This term is both unfamiliar and imprecise. Additional editing to replace the awkward translations is desirable. Despite translation and terminology issues, the text is well organized, with all information for each position concisely presented. The images chosen for the routine radiographic studies are well positioned, and superimposed lines have been drawn to help identify pertinent anatomy.
That is really something, I think, because these reasons have a cumulative effect as well. The book is extremely portable and could fit in a lab coat pocket or bag quite easily.
Its sections are very well organized and seem to represent an optimal mix of depth, breadth, and efficiency.

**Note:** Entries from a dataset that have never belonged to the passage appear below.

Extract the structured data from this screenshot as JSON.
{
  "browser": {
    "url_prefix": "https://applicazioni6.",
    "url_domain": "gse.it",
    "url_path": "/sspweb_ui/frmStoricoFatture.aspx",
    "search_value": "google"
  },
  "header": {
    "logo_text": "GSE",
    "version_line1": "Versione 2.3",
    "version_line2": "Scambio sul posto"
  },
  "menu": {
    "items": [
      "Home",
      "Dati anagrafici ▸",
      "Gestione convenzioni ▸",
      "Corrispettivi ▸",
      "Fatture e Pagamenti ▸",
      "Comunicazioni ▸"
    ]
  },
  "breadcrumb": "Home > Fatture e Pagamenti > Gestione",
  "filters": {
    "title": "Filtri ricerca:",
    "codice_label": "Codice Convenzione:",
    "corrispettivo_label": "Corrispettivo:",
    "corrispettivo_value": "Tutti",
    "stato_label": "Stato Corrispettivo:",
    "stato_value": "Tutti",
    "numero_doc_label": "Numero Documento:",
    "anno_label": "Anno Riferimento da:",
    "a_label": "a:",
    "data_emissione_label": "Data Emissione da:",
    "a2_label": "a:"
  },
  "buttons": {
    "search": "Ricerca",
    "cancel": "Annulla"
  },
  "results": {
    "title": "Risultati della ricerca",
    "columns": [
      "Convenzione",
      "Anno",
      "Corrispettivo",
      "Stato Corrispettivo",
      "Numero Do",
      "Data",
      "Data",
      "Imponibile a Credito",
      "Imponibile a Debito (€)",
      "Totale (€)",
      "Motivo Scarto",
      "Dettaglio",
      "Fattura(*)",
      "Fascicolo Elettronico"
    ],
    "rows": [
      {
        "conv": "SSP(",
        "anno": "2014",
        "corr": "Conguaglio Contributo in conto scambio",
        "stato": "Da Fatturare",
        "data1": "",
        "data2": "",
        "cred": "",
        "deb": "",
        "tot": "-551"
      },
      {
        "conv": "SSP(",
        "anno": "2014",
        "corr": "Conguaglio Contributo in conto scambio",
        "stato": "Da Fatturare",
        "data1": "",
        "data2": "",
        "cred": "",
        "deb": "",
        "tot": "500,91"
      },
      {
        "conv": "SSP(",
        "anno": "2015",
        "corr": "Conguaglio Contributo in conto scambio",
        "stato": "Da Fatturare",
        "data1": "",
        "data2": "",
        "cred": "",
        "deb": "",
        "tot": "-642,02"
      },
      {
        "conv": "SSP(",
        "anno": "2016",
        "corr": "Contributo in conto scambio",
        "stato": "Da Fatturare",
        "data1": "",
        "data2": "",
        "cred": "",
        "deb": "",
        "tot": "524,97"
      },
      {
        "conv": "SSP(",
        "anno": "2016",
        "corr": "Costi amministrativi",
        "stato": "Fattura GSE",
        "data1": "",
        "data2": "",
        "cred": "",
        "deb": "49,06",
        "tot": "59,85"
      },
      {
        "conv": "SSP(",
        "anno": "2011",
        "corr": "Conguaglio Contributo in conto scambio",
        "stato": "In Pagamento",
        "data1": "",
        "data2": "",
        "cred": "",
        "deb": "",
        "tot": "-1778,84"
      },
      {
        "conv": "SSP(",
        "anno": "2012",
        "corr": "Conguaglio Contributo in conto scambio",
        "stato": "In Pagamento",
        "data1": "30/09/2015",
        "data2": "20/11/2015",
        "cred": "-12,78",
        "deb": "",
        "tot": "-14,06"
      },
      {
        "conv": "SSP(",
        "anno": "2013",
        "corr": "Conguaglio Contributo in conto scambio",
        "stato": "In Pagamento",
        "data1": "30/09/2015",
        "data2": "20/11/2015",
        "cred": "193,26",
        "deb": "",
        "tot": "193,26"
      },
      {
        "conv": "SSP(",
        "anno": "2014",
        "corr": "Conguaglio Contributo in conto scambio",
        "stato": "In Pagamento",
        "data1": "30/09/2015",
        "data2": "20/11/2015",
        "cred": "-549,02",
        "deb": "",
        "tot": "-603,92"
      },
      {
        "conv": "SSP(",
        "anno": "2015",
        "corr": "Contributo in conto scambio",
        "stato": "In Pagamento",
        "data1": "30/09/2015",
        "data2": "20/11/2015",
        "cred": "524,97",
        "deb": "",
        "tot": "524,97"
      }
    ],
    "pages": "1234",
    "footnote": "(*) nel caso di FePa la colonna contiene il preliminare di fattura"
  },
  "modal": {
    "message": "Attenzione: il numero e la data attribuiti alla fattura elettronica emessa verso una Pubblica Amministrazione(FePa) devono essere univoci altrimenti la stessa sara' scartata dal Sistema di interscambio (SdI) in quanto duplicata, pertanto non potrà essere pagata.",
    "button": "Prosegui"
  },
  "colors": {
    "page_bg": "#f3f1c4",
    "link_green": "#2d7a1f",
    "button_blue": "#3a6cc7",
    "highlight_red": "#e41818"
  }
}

The organization of the individual sections is also optimized at least to me , with a combination of technical and clinical information that is well decorated supplanted, if you will with figures that include a wide variety of radiographic images, including three-dimensional renditions.
Some of the illustrations are in color, and there are many helpful illustrations. Moreover, I surmise that this text would be useful to radiologists at all levels of training and practice presuming that they either perform cardiac imaging or would like to do so. There are also some fantastic graphs in the book, many of which can be found in the appendices.
One subtle but potentially quite useful addition to this book is the detailed section listing abbreviations; in these days of acronym after acronym, it is nice to have a section like this. Maybe it is also that some of the images were so good that it was surprising shocking in some cases, at least to me that by internal comparison, others were not as outstanding.
Otherwise, I very much enjoyed this book. Medical Students: New York: The book covers conventional imaging of the skull, spine, upper and lower extremities, chest, abdomen, breasts, and gastrointestinal tract.
Angiographic exams, interventional exams, computed tomography CT , and magnetic resonance imaging MRI are also included. The MRI and CT chapters are new in the second edition, and the chapter on mammography has been expanded.